● **Saved data entries**
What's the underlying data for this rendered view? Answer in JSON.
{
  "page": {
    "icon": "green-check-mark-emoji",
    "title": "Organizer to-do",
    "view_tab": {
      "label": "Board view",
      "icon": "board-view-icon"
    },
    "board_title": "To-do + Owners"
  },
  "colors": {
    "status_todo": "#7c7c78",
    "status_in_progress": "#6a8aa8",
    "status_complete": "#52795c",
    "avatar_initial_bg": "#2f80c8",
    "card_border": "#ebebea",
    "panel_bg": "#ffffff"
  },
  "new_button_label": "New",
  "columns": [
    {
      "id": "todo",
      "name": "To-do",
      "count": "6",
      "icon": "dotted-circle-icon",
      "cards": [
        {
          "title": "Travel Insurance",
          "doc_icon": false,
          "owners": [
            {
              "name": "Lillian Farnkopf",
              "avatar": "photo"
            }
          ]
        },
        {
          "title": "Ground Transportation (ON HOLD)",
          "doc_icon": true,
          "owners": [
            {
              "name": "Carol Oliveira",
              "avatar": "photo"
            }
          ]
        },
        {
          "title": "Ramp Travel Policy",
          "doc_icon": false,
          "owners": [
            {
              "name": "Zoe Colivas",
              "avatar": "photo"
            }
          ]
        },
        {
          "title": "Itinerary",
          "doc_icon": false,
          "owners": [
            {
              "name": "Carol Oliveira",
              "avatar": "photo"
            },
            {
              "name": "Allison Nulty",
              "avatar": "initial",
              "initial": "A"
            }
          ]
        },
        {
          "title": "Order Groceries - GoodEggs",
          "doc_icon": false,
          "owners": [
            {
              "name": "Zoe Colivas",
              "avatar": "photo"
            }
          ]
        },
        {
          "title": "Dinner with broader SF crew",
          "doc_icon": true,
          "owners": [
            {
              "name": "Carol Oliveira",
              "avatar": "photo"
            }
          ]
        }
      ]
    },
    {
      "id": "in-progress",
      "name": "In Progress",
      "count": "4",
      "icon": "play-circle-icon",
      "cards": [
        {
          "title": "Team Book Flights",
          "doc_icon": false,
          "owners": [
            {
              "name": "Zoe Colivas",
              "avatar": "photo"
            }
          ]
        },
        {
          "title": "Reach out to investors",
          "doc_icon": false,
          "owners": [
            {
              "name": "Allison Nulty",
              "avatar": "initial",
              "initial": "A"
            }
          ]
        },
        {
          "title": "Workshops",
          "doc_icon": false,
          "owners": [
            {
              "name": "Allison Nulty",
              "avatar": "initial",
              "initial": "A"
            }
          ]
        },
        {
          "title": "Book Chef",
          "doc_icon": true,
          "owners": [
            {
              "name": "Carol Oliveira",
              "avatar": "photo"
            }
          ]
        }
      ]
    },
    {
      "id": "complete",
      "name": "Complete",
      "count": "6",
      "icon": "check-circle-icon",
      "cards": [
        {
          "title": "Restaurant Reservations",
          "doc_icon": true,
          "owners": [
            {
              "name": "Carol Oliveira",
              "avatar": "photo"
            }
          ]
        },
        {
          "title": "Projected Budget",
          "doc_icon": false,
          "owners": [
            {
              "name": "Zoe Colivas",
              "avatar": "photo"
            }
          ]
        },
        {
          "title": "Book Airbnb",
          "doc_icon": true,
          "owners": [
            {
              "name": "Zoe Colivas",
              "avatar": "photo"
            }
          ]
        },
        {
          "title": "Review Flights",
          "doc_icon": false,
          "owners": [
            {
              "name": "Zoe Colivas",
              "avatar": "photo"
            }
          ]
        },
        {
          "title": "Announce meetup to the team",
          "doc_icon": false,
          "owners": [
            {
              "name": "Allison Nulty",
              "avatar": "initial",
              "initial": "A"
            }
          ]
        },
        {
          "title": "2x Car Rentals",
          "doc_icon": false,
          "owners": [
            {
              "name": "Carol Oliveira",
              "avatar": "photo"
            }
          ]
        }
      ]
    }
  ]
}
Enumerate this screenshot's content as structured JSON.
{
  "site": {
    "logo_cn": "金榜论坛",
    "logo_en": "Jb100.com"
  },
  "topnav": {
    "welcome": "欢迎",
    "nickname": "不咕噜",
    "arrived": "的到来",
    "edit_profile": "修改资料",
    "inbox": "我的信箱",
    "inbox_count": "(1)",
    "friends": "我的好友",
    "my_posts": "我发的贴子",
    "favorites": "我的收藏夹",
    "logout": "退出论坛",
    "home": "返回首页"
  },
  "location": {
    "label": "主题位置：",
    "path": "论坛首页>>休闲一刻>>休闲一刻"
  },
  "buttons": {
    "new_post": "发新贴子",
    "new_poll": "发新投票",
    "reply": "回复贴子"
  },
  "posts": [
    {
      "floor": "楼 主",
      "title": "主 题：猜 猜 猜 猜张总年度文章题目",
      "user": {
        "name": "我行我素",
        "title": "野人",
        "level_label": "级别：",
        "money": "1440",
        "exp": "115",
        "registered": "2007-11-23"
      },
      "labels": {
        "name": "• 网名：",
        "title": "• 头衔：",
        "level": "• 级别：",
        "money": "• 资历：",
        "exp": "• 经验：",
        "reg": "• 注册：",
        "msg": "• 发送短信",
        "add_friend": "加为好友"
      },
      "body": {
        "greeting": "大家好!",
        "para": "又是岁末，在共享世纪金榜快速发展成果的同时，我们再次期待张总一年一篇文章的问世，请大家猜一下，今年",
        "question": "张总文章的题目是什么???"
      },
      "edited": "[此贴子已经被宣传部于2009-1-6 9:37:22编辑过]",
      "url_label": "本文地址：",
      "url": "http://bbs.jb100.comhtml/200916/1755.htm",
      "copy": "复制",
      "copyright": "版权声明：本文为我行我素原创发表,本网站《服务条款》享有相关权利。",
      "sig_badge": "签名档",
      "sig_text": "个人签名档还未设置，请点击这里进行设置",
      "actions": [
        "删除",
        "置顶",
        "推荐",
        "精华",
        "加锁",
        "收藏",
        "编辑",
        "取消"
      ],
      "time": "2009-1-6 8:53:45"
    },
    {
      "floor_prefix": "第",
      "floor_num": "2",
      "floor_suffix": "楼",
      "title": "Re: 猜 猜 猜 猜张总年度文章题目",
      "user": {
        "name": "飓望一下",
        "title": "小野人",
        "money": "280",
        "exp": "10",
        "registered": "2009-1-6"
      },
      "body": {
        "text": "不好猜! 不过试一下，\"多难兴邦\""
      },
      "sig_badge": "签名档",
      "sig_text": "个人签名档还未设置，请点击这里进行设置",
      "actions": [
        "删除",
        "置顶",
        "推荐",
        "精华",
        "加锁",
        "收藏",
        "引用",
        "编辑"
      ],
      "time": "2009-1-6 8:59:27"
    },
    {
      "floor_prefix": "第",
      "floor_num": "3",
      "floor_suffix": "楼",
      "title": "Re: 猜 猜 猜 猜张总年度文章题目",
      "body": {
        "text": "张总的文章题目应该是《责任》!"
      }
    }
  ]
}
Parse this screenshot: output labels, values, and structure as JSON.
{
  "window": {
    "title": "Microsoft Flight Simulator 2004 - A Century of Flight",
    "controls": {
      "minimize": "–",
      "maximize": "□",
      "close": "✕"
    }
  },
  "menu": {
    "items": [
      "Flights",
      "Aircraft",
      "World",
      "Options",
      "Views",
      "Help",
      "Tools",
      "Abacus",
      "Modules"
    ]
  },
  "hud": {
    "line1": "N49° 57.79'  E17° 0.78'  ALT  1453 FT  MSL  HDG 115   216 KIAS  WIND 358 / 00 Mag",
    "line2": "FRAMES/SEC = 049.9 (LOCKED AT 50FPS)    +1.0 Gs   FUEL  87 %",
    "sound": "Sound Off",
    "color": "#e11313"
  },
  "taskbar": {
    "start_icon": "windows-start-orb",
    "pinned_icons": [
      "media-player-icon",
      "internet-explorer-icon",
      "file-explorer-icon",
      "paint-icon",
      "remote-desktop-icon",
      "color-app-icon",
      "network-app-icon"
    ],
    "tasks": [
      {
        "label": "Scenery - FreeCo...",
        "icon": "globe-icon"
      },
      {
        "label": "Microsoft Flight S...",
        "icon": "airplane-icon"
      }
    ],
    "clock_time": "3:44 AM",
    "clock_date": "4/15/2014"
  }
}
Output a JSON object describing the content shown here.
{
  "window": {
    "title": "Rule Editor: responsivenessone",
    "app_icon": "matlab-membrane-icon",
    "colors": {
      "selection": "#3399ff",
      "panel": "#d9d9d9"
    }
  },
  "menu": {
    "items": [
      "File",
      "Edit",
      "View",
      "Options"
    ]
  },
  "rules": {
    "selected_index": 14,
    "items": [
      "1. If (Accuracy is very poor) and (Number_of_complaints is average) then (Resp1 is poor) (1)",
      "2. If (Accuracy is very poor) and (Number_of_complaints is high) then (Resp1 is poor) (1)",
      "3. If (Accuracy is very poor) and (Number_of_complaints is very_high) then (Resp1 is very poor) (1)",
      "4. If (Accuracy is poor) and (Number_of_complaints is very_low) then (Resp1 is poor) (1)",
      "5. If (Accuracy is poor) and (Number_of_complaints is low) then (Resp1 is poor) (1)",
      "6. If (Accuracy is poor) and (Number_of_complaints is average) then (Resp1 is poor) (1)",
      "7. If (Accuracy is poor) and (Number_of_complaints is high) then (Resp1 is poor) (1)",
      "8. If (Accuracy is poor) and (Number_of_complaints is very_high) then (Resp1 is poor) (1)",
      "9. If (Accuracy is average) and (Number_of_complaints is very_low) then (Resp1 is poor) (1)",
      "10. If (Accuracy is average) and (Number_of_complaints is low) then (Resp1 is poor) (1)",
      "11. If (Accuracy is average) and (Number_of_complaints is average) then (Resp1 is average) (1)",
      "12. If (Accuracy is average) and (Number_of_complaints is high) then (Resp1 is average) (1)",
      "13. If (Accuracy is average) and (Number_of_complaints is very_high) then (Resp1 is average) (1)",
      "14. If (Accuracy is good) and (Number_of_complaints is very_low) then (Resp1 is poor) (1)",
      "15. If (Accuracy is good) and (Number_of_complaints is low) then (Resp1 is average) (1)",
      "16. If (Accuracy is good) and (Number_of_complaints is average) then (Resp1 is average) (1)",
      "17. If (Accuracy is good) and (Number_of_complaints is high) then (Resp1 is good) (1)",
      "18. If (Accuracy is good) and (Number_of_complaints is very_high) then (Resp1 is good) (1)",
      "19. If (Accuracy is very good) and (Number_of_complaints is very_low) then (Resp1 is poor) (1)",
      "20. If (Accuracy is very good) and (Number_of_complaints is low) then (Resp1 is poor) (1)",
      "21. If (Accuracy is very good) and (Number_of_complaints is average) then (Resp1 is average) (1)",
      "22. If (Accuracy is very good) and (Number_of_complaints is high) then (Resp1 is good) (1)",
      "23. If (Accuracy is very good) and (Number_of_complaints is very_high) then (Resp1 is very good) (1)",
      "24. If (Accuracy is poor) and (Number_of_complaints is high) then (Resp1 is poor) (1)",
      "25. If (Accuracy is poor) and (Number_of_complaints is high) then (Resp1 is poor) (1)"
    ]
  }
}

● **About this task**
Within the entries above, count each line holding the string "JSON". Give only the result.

● **Reply**
4